WORK REQUEST ->
Whenever a line in the entries below includes the string "this", count that line. Report the total alone.

DATA FOR PROCESSING ->
*** Begin section ***

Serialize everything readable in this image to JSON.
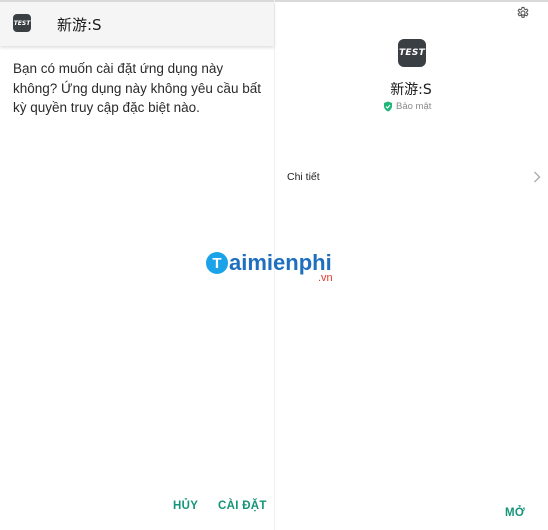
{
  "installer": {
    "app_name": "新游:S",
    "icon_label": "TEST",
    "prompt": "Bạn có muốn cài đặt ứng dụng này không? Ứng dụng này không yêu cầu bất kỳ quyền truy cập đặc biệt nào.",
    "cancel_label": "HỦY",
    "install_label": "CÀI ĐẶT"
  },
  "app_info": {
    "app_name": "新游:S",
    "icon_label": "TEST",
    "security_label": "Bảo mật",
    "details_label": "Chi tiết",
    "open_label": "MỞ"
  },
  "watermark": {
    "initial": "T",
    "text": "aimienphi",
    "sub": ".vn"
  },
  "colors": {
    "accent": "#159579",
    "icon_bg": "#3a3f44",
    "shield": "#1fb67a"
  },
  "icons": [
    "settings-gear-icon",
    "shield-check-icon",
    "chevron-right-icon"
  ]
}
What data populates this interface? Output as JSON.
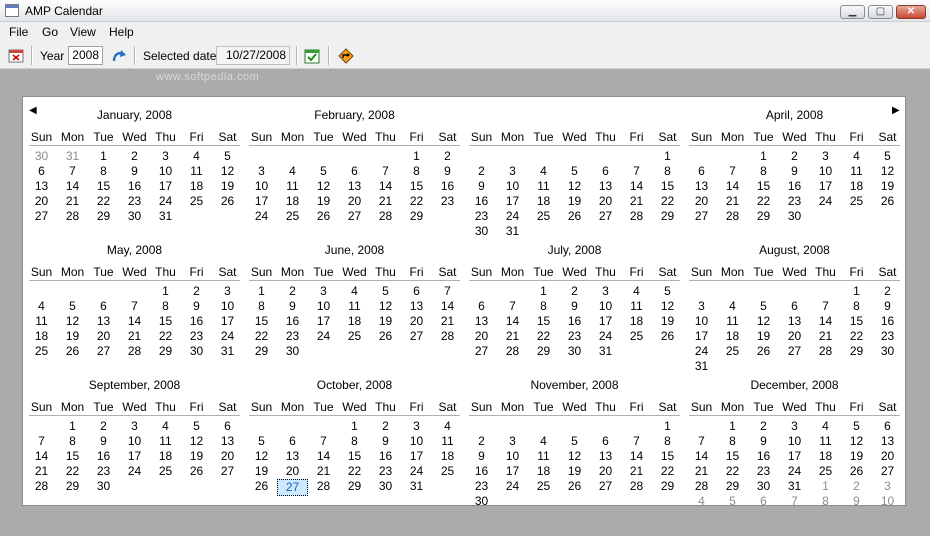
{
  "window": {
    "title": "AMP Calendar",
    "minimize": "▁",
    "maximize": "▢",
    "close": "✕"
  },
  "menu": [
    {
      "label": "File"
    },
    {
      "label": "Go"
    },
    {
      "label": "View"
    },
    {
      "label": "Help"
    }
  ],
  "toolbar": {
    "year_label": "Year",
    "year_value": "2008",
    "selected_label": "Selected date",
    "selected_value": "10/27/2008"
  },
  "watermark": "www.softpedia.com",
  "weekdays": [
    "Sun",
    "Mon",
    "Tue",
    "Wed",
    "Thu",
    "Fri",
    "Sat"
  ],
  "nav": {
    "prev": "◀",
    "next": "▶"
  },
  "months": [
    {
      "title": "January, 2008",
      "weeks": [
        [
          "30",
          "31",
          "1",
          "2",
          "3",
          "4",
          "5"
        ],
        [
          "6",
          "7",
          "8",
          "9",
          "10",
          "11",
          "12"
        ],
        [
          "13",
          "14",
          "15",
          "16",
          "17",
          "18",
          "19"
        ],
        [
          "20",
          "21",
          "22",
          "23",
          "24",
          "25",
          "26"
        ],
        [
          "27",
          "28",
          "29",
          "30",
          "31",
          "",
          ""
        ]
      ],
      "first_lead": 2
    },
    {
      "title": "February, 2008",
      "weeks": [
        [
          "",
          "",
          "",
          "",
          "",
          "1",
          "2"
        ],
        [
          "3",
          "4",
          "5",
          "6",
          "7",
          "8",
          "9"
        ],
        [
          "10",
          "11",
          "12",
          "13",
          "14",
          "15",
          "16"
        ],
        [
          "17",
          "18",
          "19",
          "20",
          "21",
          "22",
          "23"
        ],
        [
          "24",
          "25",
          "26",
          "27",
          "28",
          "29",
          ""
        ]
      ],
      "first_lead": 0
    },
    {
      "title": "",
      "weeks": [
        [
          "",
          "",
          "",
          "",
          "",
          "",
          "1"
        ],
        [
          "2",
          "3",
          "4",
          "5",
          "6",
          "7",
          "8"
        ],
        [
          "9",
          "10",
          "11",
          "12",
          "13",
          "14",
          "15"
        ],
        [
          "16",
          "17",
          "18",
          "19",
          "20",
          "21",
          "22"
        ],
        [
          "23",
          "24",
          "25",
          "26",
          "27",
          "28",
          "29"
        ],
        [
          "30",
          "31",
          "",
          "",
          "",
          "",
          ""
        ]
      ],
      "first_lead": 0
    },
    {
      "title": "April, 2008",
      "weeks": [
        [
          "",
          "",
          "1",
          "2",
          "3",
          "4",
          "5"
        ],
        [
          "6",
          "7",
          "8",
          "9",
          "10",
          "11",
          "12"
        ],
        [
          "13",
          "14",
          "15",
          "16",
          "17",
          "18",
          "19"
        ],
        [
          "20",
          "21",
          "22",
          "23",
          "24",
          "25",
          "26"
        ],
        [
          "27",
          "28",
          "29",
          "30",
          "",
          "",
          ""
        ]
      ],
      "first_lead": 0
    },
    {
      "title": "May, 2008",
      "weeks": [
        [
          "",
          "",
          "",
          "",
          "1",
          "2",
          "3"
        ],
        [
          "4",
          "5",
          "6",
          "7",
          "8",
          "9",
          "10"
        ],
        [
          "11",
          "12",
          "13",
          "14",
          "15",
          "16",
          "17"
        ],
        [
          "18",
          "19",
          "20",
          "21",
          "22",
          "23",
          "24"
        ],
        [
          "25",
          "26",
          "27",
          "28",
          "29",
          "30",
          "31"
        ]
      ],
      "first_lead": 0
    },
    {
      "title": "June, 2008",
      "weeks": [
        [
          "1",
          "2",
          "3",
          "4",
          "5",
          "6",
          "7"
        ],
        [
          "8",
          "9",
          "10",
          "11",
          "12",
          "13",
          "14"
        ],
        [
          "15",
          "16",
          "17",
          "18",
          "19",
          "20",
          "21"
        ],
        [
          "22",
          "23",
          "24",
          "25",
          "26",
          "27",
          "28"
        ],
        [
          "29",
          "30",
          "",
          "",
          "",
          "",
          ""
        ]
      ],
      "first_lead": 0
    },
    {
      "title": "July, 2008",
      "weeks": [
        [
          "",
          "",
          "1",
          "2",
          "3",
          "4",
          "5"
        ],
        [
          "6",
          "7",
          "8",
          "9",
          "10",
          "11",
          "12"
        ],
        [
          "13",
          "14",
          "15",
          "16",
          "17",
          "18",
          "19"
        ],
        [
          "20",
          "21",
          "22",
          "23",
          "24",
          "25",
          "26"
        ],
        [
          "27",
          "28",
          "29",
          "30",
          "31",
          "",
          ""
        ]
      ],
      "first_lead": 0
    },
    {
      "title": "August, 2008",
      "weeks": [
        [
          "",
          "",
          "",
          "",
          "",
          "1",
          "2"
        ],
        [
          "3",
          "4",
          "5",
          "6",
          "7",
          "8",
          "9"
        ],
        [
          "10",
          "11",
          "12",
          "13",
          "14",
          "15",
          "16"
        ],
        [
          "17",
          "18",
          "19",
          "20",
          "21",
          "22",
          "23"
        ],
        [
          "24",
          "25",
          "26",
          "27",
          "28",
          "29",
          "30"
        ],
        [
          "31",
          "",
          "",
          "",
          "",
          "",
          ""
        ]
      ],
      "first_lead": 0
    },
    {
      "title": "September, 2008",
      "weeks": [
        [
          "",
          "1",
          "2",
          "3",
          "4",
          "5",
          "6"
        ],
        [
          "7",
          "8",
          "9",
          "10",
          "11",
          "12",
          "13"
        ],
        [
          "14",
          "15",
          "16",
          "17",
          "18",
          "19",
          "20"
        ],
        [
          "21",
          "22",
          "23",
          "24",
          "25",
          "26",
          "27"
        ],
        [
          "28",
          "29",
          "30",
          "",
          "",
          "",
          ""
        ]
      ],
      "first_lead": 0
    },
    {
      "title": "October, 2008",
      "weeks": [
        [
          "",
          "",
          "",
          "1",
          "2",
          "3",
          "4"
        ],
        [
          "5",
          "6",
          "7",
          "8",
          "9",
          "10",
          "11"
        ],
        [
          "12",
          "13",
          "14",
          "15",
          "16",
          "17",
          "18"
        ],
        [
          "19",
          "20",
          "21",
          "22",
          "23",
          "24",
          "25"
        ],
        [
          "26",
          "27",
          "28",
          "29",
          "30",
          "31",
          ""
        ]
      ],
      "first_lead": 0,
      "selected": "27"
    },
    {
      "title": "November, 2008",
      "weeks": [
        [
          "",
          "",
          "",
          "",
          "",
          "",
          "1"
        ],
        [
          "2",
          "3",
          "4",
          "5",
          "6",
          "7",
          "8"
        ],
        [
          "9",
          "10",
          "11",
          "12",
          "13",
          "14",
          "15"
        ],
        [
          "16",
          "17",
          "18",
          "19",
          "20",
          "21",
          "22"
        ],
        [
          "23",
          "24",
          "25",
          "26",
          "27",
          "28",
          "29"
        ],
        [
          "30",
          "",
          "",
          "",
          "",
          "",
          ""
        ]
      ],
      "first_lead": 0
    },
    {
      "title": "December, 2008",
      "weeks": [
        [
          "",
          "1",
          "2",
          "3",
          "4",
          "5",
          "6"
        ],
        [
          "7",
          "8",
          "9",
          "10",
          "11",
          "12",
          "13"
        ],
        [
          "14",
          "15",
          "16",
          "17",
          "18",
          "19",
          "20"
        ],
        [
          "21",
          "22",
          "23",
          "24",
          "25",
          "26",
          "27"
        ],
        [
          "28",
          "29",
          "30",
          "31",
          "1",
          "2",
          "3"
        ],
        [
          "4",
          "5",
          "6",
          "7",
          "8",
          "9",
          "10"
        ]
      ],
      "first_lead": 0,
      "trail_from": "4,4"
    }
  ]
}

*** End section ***
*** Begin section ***

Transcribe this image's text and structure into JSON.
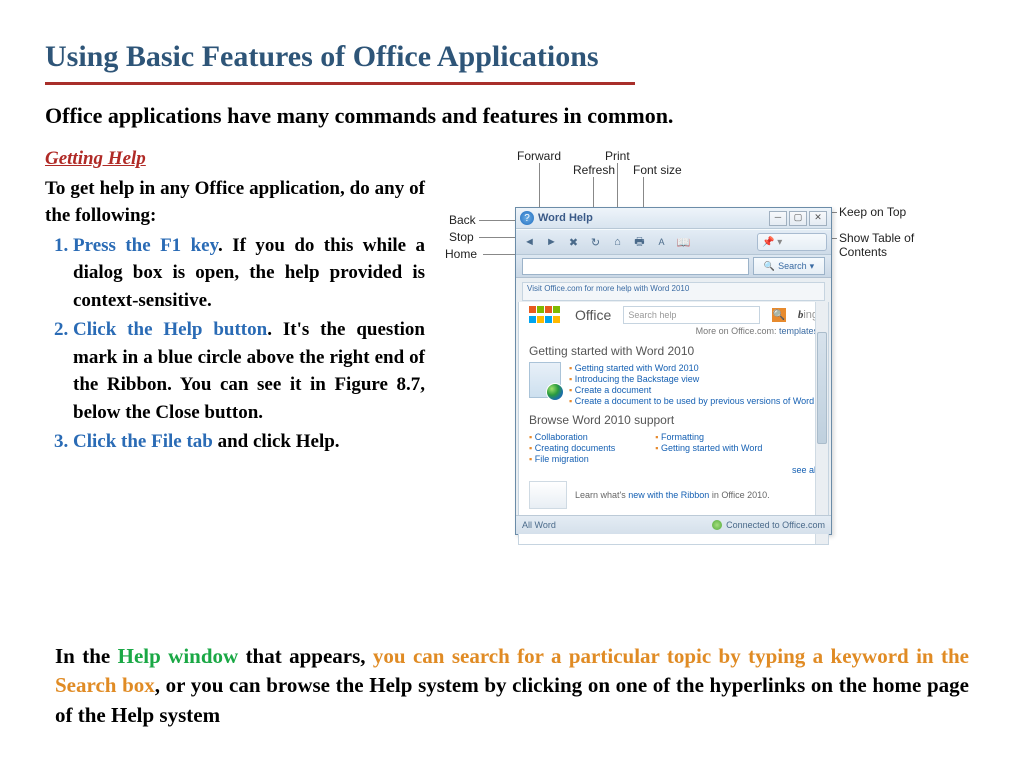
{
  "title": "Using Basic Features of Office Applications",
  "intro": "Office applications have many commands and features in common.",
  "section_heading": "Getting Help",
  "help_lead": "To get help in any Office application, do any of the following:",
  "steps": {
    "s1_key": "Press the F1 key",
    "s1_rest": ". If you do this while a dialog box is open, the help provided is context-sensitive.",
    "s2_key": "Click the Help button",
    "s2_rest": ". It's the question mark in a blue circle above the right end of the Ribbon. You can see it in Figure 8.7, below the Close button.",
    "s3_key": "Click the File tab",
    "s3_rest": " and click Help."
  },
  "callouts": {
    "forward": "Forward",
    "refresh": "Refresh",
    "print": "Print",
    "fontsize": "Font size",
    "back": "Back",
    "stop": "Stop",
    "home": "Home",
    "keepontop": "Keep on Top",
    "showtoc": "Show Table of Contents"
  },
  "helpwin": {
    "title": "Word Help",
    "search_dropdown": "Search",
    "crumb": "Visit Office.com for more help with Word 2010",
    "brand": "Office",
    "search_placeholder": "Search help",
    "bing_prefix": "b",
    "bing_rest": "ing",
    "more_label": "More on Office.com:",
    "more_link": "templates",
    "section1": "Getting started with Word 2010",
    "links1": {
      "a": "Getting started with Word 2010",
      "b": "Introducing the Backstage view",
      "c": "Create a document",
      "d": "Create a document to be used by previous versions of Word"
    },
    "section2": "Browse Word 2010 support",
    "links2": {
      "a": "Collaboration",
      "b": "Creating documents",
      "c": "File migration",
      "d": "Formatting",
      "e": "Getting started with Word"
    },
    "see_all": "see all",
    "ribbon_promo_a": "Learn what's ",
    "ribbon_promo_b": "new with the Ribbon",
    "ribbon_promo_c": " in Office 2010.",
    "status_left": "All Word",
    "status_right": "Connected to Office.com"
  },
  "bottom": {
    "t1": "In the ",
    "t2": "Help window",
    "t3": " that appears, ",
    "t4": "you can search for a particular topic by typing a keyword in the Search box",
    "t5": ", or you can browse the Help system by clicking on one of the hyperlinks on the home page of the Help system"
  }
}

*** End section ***

COMPLETED TASK ->
4